> _ABOUT THIS EXERCISE_
Going through the data below, please show each line containing the string "text".

[Excerpts from an interface dataset]
◆ ◆ ◆

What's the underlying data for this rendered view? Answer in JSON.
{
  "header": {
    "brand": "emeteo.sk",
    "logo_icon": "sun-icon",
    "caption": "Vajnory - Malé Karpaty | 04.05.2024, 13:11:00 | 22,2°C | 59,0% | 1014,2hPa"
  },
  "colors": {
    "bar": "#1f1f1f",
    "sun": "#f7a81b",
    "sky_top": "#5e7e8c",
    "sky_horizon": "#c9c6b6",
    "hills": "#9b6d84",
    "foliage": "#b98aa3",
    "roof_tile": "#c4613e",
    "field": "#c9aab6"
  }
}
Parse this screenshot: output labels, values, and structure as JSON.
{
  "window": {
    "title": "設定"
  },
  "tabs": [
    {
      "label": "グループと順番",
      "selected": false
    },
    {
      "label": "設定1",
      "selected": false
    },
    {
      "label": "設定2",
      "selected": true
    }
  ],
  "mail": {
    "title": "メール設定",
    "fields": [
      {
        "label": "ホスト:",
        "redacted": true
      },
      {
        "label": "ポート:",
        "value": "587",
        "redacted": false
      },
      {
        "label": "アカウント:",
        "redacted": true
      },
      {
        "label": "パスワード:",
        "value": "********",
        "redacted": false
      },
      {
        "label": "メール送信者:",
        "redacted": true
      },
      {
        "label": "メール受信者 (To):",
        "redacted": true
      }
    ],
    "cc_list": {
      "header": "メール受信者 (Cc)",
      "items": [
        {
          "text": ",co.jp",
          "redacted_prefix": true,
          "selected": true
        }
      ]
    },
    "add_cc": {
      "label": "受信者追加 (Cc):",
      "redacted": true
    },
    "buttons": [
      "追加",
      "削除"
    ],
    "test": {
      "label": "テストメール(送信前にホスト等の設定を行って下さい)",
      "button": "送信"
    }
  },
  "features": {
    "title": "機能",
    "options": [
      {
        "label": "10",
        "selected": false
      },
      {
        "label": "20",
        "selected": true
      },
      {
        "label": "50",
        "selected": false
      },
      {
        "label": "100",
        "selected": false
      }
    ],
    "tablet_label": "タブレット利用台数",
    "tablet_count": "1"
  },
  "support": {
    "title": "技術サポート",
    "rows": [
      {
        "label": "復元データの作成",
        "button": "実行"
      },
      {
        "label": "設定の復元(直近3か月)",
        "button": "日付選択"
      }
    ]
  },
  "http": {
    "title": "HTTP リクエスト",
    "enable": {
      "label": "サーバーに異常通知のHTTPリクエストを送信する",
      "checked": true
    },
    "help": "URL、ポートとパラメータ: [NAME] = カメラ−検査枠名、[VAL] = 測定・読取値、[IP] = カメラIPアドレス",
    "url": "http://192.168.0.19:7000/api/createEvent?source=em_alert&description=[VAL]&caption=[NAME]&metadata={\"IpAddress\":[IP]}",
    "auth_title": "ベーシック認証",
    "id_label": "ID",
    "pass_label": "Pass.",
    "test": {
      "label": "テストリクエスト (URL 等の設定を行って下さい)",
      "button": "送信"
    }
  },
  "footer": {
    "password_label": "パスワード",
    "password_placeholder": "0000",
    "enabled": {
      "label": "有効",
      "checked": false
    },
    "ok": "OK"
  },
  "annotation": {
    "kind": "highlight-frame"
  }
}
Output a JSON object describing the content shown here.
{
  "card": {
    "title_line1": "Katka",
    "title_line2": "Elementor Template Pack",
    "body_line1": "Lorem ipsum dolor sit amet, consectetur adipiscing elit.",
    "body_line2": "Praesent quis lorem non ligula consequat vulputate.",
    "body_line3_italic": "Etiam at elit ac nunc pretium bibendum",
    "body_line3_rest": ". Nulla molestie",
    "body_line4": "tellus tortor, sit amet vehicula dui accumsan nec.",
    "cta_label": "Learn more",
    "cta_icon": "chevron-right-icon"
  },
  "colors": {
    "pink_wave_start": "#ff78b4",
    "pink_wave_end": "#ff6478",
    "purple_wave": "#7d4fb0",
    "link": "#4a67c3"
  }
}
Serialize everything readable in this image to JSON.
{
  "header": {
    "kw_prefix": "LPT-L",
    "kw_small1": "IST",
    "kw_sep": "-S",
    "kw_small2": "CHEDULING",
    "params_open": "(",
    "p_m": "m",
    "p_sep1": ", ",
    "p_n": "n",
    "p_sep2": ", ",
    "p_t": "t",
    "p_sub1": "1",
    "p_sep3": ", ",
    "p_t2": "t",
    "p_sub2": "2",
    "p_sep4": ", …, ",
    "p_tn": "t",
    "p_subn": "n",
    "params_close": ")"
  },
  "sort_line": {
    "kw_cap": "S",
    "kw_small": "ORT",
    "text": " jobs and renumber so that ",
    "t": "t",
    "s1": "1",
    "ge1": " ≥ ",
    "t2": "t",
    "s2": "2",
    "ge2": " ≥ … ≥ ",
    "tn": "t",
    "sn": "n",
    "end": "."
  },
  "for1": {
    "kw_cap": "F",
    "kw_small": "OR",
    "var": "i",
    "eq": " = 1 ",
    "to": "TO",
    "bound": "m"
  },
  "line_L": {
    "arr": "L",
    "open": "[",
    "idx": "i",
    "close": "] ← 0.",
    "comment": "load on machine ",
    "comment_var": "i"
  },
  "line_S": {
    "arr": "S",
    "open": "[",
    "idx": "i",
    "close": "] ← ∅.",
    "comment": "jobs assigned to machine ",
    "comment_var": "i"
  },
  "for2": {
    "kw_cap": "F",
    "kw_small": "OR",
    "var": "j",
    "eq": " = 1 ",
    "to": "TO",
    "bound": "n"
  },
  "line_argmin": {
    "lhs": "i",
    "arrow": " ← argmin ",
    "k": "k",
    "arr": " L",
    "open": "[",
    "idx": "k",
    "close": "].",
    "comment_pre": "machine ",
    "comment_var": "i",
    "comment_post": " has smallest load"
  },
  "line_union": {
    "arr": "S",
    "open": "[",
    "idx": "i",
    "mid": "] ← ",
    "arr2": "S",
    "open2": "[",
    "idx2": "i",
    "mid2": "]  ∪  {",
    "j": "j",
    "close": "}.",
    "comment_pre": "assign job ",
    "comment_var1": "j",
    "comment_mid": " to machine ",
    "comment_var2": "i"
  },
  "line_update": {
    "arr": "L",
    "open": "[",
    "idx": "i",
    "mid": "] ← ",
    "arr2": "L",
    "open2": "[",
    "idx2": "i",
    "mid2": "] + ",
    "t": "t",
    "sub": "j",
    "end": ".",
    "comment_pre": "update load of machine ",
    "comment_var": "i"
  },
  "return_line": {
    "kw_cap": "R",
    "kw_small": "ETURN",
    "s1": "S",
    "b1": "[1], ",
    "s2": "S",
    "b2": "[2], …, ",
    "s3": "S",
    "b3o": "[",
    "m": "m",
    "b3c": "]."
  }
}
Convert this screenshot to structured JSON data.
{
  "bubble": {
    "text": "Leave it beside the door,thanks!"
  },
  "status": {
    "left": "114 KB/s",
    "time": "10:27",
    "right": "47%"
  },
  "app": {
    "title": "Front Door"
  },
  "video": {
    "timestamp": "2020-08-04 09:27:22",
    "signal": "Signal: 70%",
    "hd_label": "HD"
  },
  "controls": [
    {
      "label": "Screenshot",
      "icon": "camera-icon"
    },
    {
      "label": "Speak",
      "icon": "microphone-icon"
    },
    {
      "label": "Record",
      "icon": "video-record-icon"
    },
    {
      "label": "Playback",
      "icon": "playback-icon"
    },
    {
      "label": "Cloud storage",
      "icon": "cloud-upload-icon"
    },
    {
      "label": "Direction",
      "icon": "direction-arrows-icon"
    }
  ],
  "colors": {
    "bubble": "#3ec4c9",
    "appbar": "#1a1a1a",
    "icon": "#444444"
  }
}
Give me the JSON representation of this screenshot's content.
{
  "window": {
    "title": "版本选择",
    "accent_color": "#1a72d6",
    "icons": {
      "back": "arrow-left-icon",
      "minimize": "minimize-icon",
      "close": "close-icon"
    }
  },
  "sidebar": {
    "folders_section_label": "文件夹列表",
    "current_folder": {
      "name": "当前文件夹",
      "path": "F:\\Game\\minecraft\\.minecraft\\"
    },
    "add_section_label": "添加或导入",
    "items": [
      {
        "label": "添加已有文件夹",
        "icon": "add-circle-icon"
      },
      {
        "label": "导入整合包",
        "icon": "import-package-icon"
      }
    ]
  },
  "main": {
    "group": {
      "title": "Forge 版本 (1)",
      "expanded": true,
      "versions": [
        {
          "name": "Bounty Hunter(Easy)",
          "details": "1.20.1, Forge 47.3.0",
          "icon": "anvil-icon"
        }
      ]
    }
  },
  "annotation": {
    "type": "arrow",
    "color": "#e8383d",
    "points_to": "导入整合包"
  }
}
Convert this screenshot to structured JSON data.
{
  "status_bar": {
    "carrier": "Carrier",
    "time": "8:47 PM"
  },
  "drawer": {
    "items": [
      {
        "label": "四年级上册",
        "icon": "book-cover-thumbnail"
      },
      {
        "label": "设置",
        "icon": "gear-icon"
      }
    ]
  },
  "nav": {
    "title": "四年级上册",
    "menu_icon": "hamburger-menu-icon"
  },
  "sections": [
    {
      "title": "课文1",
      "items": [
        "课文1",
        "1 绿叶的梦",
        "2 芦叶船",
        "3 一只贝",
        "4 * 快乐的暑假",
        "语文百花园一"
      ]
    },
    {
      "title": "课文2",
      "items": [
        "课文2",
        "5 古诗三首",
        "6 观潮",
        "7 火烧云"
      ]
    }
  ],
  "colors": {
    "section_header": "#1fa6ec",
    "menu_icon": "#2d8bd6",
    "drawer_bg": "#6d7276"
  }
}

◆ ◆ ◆

> _TASK OUTPUT_
          "text": ",co.jp",
    "text": " jobs and renumber so that ",
    "text": "Leave it beside the door,thanks!"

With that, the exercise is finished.